HSE says ‘no safety concerns’ with WBS hospital projects
Concerns have been raised about issues in schools built by Co Tyrone construction firm
Western Building Systems has constructed a psychiatric and cystic fibrosis units at Beaumont in Dublin. Photograph: Eric Luke
The Health Service Executive has said there are no safety concerns “at this time” in relation to the hospital projects built by construction company Western Building Systems (WBS).
Structural assessments are to be carried out on 40 schools built by the Co Tyrone firm under the Department of Education’s rapid-build programme, amid fire-safety and other structural concerns.
An initial review appears to show that different forms of construction are involved from those used in the school projects, the HSE said.
“However, we are carrying out a comprehensive assessment of the relevant healthcare facilities to provide complete assurance,” it added.
The HSE is expected to provide an update to the Department of Health shortly.
Taoiseach Leo Varadkar said on Thursday morning initial indications were that health projects built by WBS were not affected. The company has built at least 10 major units in Irish hospitals.
At Beaumont Hospital in Dublin alone, WBS has constructed a psychiatric inpatient unit, a two-storey cystic fibrosis unit and a four-storey acute medical admissions centre comprising bed wards, high-dependency units and isolation cubicles.
An MRI nuclear medical facility at Our Lady’s Children’s Hospital in Crumlin was built by WBS using a “fast-track panelised build solution”, according to the firm’s website. An oncology building was constructed off-site using a modular building system.
A spokeswoman for Our Lady’s said there were “no safety concerns at this time regarding the integrity of its buildings in relation to construction works carried out by Western Buildings Systems”.
Its other Irish hospital projects include a two-storey administrative building at St James’s Hospital in Dublin and a two-storey psychiatric facility at Our Lady of Lourdes Hospital in Drogheda.
Smaller projects include lab accommodation at St Finbarr’s Hospital in Cork and a modular building at the Royal Hospital in Donnybrook, Dublin. WBS also completed projects in the Mater and Royal Victoria hospitals in Belfast, as well as a day-surgery unit in Co Kilkenny.
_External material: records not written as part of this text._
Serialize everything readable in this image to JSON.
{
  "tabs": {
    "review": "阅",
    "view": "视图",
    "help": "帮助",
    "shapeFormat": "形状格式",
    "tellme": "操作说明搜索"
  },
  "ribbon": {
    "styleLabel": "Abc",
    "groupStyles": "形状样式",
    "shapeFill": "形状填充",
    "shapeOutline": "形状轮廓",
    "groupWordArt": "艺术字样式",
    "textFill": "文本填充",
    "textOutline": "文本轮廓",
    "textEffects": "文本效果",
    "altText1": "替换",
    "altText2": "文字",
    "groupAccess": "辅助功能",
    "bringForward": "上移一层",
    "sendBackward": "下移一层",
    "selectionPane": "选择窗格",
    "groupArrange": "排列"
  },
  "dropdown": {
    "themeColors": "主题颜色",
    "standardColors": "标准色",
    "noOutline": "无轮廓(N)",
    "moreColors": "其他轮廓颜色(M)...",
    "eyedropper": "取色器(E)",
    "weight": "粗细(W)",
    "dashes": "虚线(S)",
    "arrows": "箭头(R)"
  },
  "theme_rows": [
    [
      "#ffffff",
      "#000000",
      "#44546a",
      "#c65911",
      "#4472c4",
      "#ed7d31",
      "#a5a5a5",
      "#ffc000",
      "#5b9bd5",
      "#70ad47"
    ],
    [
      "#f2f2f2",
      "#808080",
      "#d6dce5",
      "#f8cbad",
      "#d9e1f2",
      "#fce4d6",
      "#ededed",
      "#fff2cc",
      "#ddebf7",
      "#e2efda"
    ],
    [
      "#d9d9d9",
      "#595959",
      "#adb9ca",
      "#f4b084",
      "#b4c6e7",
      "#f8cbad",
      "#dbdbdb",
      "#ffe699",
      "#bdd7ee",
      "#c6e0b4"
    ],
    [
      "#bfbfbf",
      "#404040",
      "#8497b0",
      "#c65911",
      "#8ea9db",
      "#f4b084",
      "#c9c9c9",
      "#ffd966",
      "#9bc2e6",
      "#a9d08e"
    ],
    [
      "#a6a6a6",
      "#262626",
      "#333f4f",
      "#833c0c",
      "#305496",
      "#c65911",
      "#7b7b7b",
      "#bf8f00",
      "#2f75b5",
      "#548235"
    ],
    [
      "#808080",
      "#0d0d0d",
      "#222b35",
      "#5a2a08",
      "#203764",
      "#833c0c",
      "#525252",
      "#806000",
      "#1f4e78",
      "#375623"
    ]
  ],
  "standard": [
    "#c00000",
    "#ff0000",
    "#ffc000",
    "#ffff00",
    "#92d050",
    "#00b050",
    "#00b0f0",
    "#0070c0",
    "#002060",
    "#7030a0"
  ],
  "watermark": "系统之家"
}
Dublin City Council has said houses built for homeless families in Ballymun by WBS meet all fire safety and structural standards.
In late 2015 the firm secured the contract to build the council’s first modular or rapid-build homes for 22 families at a site in Poppintree, Ballymun.
The homes had been due for completion in December 2015, but delays, some of which were attributed to protests at the site in the last week in November, meant the homes were not ready for tenants until mid-2016.
The council has since completed four other rapid-build estates in other areas around the city, but none have been built by WBS.
“Currently, Western Building Systems is not constructing nor has any tender been awarded to Western Building Systems to construct any other homes as part of Dublin City Council’s rapid-delivery programme.”
The construction of the Ballymun estate, now known as Baile Na Laochra, was subject to “strict monitoring” and inspections, the council said.
“The 22 homes in Poppintree were constructed under the Building Control (Amended) Regulations 2014 and therefore subject to additional statutory certification requirements.”